* LISTED ENTRIES
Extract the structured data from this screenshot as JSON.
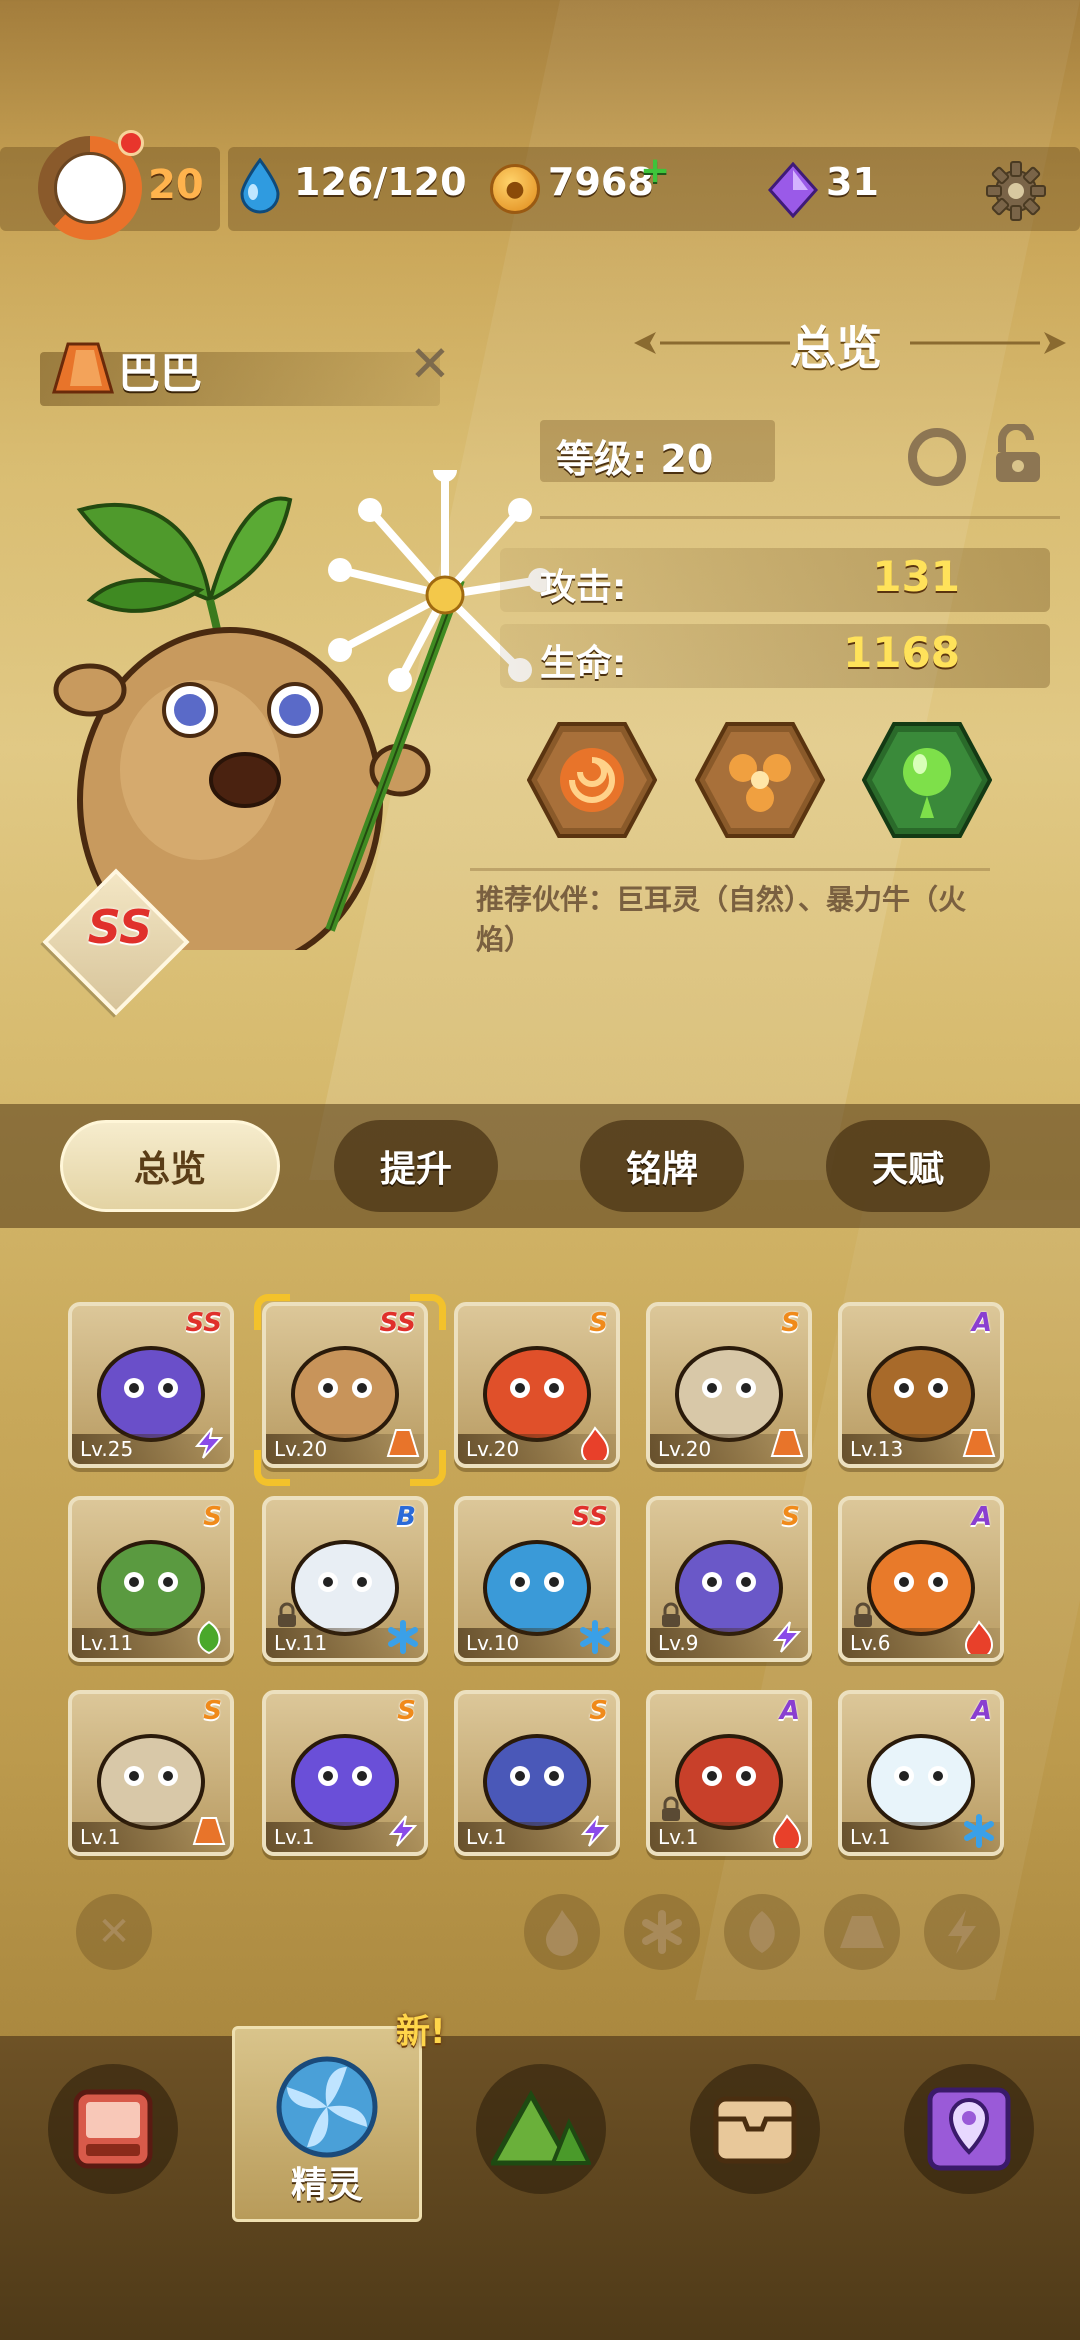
{
  "topbar": {
    "player_level": "20",
    "energy": "126/120",
    "coins": "7968",
    "gems": "31"
  },
  "pet": {
    "name": "巴巴",
    "rank": "SS"
  },
  "overview": {
    "title": "总览",
    "level_text": "等级: 20",
    "attack_label": "攻击:",
    "attack_value": "131",
    "hp_label": "生命:",
    "hp_value": "1168",
    "recommend": "推荐伙伴：巨耳灵（自然）、暴力牛（火焰）"
  },
  "tabs": [
    {
      "label": "总览",
      "active": true
    },
    {
      "label": "提升",
      "active": false
    },
    {
      "label": "铭牌",
      "active": false
    },
    {
      "label": "天赋",
      "active": false
    }
  ],
  "cards": [
    {
      "rarity": "SS",
      "level": "Lv.25",
      "element": "lightning-icon",
      "color": "#6a4fc9"
    },
    {
      "rarity": "SS",
      "level": "Lv.20",
      "element": "earth-icon",
      "color": "#c8945a",
      "selected": true
    },
    {
      "rarity": "S",
      "level": "Lv.20",
      "element": "fire-icon",
      "color": "#e0502a"
    },
    {
      "rarity": "S",
      "level": "Lv.20",
      "element": "earth-icon",
      "color": "#d8c8a8"
    },
    {
      "rarity": "A",
      "level": "Lv.13",
      "element": "earth-icon",
      "color": "#a86a2a"
    },
    {
      "rarity": "S",
      "level": "Lv.11",
      "element": "nature-icon",
      "color": "#5a9a40"
    },
    {
      "rarity": "B",
      "level": "Lv.11",
      "element": "ice-icon",
      "color": "#e8eef4",
      "locked": true
    },
    {
      "rarity": "SS",
      "level": "Lv.10",
      "element": "ice-icon",
      "color": "#3a9ad8"
    },
    {
      "rarity": "S",
      "level": "Lv.9",
      "element": "lightning-icon",
      "color": "#6a58c8",
      "locked": true
    },
    {
      "rarity": "A",
      "level": "Lv.6",
      "element": "fire-icon",
      "color": "#e87a2a",
      "locked": true
    },
    {
      "rarity": "S",
      "level": "Lv.1",
      "element": "earth-icon",
      "color": "#d8c8a8"
    },
    {
      "rarity": "S",
      "level": "Lv.1",
      "element": "lightning-icon",
      "color": "#6a4fd8"
    },
    {
      "rarity": "S",
      "level": "Lv.1",
      "element": "lightning-icon",
      "color": "#4a58b8"
    },
    {
      "rarity": "A",
      "level": "Lv.1",
      "element": "fire-icon",
      "color": "#c8402a",
      "locked": true
    },
    {
      "rarity": "A",
      "level": "Lv.1",
      "element": "ice-icon",
      "color": "#e8f4fa"
    }
  ],
  "rarity_colors": {
    "SS": "#e0302b",
    "S": "#f08a1a",
    "A": "#8a3fd0",
    "B": "#2a6ad8"
  },
  "bottom_nav": {
    "active_label": "精灵",
    "new_badge": "新!"
  }
}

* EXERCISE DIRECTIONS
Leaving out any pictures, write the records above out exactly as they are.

* SOLUTION TO THIS EXERCISE
Extract the structured data from this screenshot as JSON.
{
  "topbar": {
    "player_level": "20",
    "energy": "126/120",
    "coins": "7968",
    "gems": "31"
  },
  "pet": {
    "name": "巴巴",
    "rank": "SS"
  },
  "overview": {
    "title": "总览",
    "level_text": "等级: 20",
    "attack_label": "攻击:",
    "attack_value": "131",
    "hp_label": "生命:",
    "hp_value": "1168",
    "recommend": "推荐伙伴：巨耳灵（自然）、暴力牛（火焰）"
  },
  "tabs": [
    {
      "label": "总览",
      "active": true
    },
    {
      "label": "提升",
      "active": false
    },
    {
      "label": "铭牌",
      "active": false
    },
    {
      "label": "天赋",
      "active": false
    }
  ],
  "cards": [
    {
      "rarity": "SS",
      "level": "Lv.25",
      "element": "lightning-icon",
      "color": "#6a4fc9"
    },
    {
      "rarity": "SS",
      "level": "Lv.20",
      "element": "earth-icon",
      "color": "#c8945a",
      "selected": true
    },
    {
      "rarity": "S",
      "level": "Lv.20",
      "element": "fire-icon",
      "color": "#e0502a"
    },
    {
      "rarity": "S",
      "level": "Lv.20",
      "element": "earth-icon",
      "color": "#d8c8a8"
    },
    {
      "rarity": "A",
      "level": "Lv.13",
      "element": "earth-icon",
      "color": "#a86a2a"
    },
    {
      "rarity": "S",
      "level": "Lv.11",
      "element": "nature-icon",
      "color": "#5a9a40"
    },
    {
      "rarity": "B",
      "level": "Lv.11",
      "element": "ice-icon",
      "color": "#e8eef4",
      "locked": true
    },
    {
      "rarity": "SS",
      "level": "Lv.10",
      "element": "ice-icon",
      "color": "#3a9ad8"
    },
    {
      "rarity": "S",
      "level": "Lv.9",
      "element": "lightning-icon",
      "color": "#6a58c8",
      "locked": true
    },
    {
      "rarity": "A",
      "level": "Lv.6",
      "element": "fire-icon",
      "color": "#e87a2a",
      "locked": true
    },
    {
      "rarity": "S",
      "level": "Lv.1",
      "element": "earth-icon",
      "color": "#d8c8a8"
    },
    {
      "rarity": "S",
      "level": "Lv.1",
      "element": "lightning-icon",
      "color": "#6a4fd8"
    },
    {
      "rarity": "S",
      "level": "Lv.1",
      "element": "lightning-icon",
      "color": "#4a58b8"
    },
    {
      "rarity": "A",
      "level": "Lv.1",
      "element": "fire-icon",
      "color": "#c8402a",
      "locked": true
    },
    {
      "rarity": "A",
      "level": "Lv.1",
      "element": "ice-icon",
      "color": "#e8f4fa"
    }
  ],
  "rarity_colors": {
    "SS": "#e0302b",
    "S": "#f08a1a",
    "A": "#8a3fd0",
    "B": "#2a6ad8"
  },
  "bottom_nav": {
    "active_label": "精灵",
    "new_badge": "新!"
  }
}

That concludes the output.